|dc.description.abstract||The aim of this project is to present an updated critical edition of the hexaplaric fragments for the book of Genesis. The reconstruction, nevertheless, will not be presented in its columnar order, which Origen originally organized. This reconstruction will follow the project format that has been prescribed by the Hexapla Project editorial board.
In chapter 1, this dissertation presents its methodology, project format, a brief history of hexapla research, and contributions to the Hexapla Project in the recent research.
Although this dissertation relies heavily upon the primary sources in Wevers Göttingen edition of Genesis in 1974, chapter 2 also provides new materials for the book of Genesis. 17 Greek manuscripts— 68, 83, 126, 350, 373, 374, 394, 431, 461, 483, 552, 628, 633, 651, 666, 691, 723 —are included and analyzed in this chapter. Six new papyri—879, 883, 886, 891, 894, 929 —are also examined to determine whether their existences contain hexaplaric fragments. Contributions from 10 Armenian manuscripts— 26, 33, 40, 42, 57, 65, 121, 143, 153, 224 —are also included in this chapter since they provide Aristarchian signs. Princeton Syriac manuscript will be used as well. This chapter also incorporates the works of Françoise Petit, a four-volume critical edition of the catena manuscripts of Genesis and the edition of the Catena Graecae in Genesim et in Exodum. Her work contributes to this dissertation in providing a Petersburg manuscript (628). In addition to Greek catenae manuscripts, there are some Greek commentaries that benefit this project. First, Theodoret of Cyrus’s Quaestiones in Genesim, which contained fifty-three sources, contributes to the number of readings and the works of Prokop von Gaza by Karin Metzler. An ancient Armenian and Syriac translation of Eusebius of Emesa’s commentary on Genesis is also incorporated as new materials since the publication of Wevers’ edition. An Armenian commentary on Genesis by Ephrem, the Syrian, will offer an additional information. The reading from Theophilos von Antiochia will be evaluated as well. At the end of this chapter, we provide the stemma of Greek manuscripts.
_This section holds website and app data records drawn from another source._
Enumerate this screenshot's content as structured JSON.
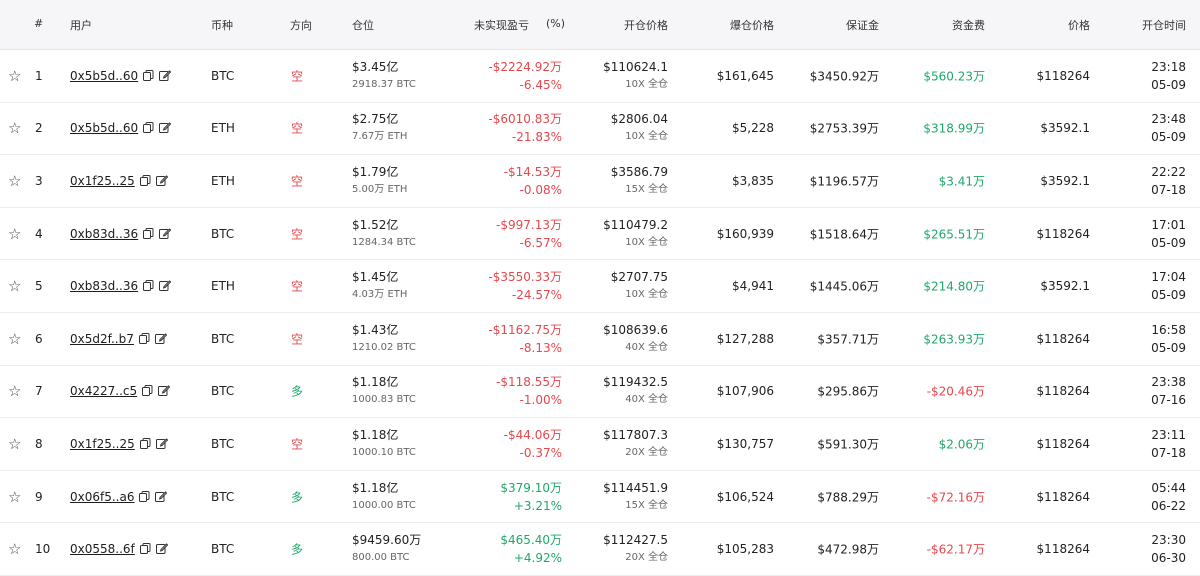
{
  "headers": {
    "index": "#",
    "user": "用户",
    "coin": "币种",
    "direction": "方向",
    "position": "仓位",
    "pnl": "未实现盈亏",
    "pnl_pct": "(%)",
    "entry_price": "开仓价格",
    "liq_price": "爆仓价格",
    "margin": "保证金",
    "funding": "资金费",
    "price": "价格",
    "open_time": "开仓时间"
  },
  "icons": {
    "favorite": "star-icon",
    "copy": "copy-icon",
    "edit": "edit-icon"
  },
  "colors": {
    "positive": "#20a86b",
    "negative": "#e5484d",
    "header_bg": "#f6f6f8"
  },
  "rows": [
    {
      "idx": "1",
      "user": "0x5b5d..60",
      "coin": "BTC",
      "direction": "空",
      "dir_color": "red",
      "position": "$3.45亿",
      "size": "2918.37 BTC",
      "pnl": "-$2224.92万",
      "pnl_pct": "-6.45%",
      "pnl_color": "red",
      "entry": "$110624.1",
      "leverage": "10X 全仓",
      "liq": "$161,645",
      "margin": "$3450.92万",
      "funding": "$560.23万",
      "funding_color": "green",
      "price": "$118264",
      "time": "23:18",
      "date": "05-09"
    },
    {
      "idx": "2",
      "user": "0x5b5d..60",
      "coin": "ETH",
      "direction": "空",
      "dir_color": "red",
      "position": "$2.75亿",
      "size": "7.67万 ETH",
      "pnl": "-$6010.83万",
      "pnl_pct": "-21.83%",
      "pnl_color": "red",
      "entry": "$2806.04",
      "leverage": "10X 全仓",
      "liq": "$5,228",
      "margin": "$2753.39万",
      "funding": "$318.99万",
      "funding_color": "green",
      "price": "$3592.1",
      "time": "23:48",
      "date": "05-09"
    },
    {
      "idx": "3",
      "user": "0x1f25..25",
      "coin": "ETH",
      "direction": "空",
      "dir_color": "red",
      "position": "$1.79亿",
      "size": "5.00万 ETH",
      "pnl": "-$14.53万",
      "pnl_pct": "-0.08%",
      "pnl_color": "red",
      "entry": "$3586.79",
      "leverage": "15X 全仓",
      "liq": "$3,835",
      "margin": "$1196.57万",
      "funding": "$3.41万",
      "funding_color": "green",
      "price": "$3592.1",
      "time": "22:22",
      "date": "07-18"
    },
    {
      "idx": "4",
      "user": "0xb83d..36",
      "coin": "BTC",
      "direction": "空",
      "dir_color": "red",
      "position": "$1.52亿",
      "size": "1284.34 BTC",
      "pnl": "-$997.13万",
      "pnl_pct": "-6.57%",
      "pnl_color": "red",
      "entry": "$110479.2",
      "leverage": "10X 全仓",
      "liq": "$160,939",
      "margin": "$1518.64万",
      "funding": "$265.51万",
      "funding_color": "green",
      "price": "$118264",
      "time": "17:01",
      "date": "05-09"
    },
    {
      "idx": "5",
      "user": "0xb83d..36",
      "coin": "ETH",
      "direction": "空",
      "dir_color": "red",
      "position": "$1.45亿",
      "size": "4.03万 ETH",
      "pnl": "-$3550.33万",
      "pnl_pct": "-24.57%",
      "pnl_color": "red",
      "entry": "$2707.75",
      "leverage": "10X 全仓",
      "liq": "$4,941",
      "margin": "$1445.06万",
      "funding": "$214.80万",
      "funding_color": "green",
      "price": "$3592.1",
      "time": "17:04",
      "date": "05-09"
    },
    {
      "idx": "6",
      "user": "0x5d2f..b7",
      "coin": "BTC",
      "direction": "空",
      "dir_color": "red",
      "position": "$1.43亿",
      "size": "1210.02 BTC",
      "pnl": "-$1162.75万",
      "pnl_pct": "-8.13%",
      "pnl_color": "red",
      "entry": "$108639.6",
      "leverage": "40X 全仓",
      "liq": "$127,288",
      "margin": "$357.71万",
      "funding": "$263.93万",
      "funding_color": "green",
      "price": "$118264",
      "time": "16:58",
      "date": "05-09"
    },
    {
      "idx": "7",
      "user": "0x4227..c5",
      "coin": "BTC",
      "direction": "多",
      "dir_color": "green",
      "position": "$1.18亿",
      "size": "1000.83 BTC",
      "pnl": "-$118.55万",
      "pnl_pct": "-1.00%",
      "pnl_color": "red",
      "entry": "$119432.5",
      "leverage": "40X 全仓",
      "liq": "$107,906",
      "margin": "$295.86万",
      "funding": "-$20.46万",
      "funding_color": "red",
      "price": "$118264",
      "time": "23:38",
      "date": "07-16"
    },
    {
      "idx": "8",
      "user": "0x1f25..25",
      "coin": "BTC",
      "direction": "空",
      "dir_color": "red",
      "position": "$1.18亿",
      "size": "1000.10 BTC",
      "pnl": "-$44.06万",
      "pnl_pct": "-0.37%",
      "pnl_color": "red",
      "entry": "$117807.3",
      "leverage": "20X 全仓",
      "liq": "$130,757",
      "margin": "$591.30万",
      "funding": "$2.06万",
      "funding_color": "green",
      "price": "$118264",
      "time": "23:11",
      "date": "07-18"
    },
    {
      "idx": "9",
      "user": "0x06f5..a6",
      "coin": "BTC",
      "direction": "多",
      "dir_color": "green",
      "position": "$1.18亿",
      "size": "1000.00 BTC",
      "pnl": "$379.10万",
      "pnl_pct": "+3.21%",
      "pnl_color": "green",
      "entry": "$114451.9",
      "leverage": "15X 全仓",
      "liq": "$106,524",
      "margin": "$788.29万",
      "funding": "-$72.16万",
      "funding_color": "red",
      "price": "$118264",
      "time": "05:44",
      "date": "06-22"
    },
    {
      "idx": "10",
      "user": "0x0558..6f",
      "coin": "BTC",
      "direction": "多",
      "dir_color": "green",
      "position": "$9459.60万",
      "size": "800.00 BTC",
      "pnl": "$465.40万",
      "pnl_pct": "+4.92%",
      "pnl_color": "green",
      "entry": "$112427.5",
      "leverage": "20X 全仓",
      "liq": "$105,283",
      "margin": "$472.98万",
      "funding": "-$62.17万",
      "funding_color": "red",
      "price": "$118264",
      "time": "23:30",
      "date": "06-30"
    }
  ]
}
Chapter 3 presents the critical text. The Hebrew (BHS) and Greek text (Wevers’ edition) is laid out first. Then, the hexaplaric reading is presented in a larger font. The first apparatus (Wit 1) of this critical edition consists of the primary hexaplaric witnesses. The second apparatus (Wit 2), which is based on the apparat I of the Wevers’ edition, consists of the manuscripts transmitting the text of the LXX that have been corrupted by hexaplaric readings. The third apparatus (Attr) enlists the sources that contain variant attributions from the lemma. The fourth apparatus (Var) helps readers to notice variants or different hexaplaric readings. All of the non-Greek sources (NonGr) cover the hexaplaric materials in Latin, Syriac, and Armenian text. The last apparatus (Notes) consists of observation and explanations of the variant readings on the previous five apparatuses. Since this project covers the whole book of Genesis (50 chapters), we will focus on translation technique and textual criticism. Other factors will be consulted and included if necessary. If the readings are dubious as hexaplaric readings, then these readings will be placed and discussed in chapter 4. Notes will discuss every word in the Hexapla.
Chapter 4 enlists the dubious hexaplaric reading. This chapter contains some of
anonymous fragments that could not be identified whether these fragments were hexaplaric readings or not. Therefore, this chapter lists all these fragments for a future
research to examine their relationship to the Hexapla.
Chapter 5 summarizes this project. This chapter lists the new hexaplaric readings, new sources, and new variants, the Aristarchian signs, and the corrections to Göttingen Edition of Genesis.||en_US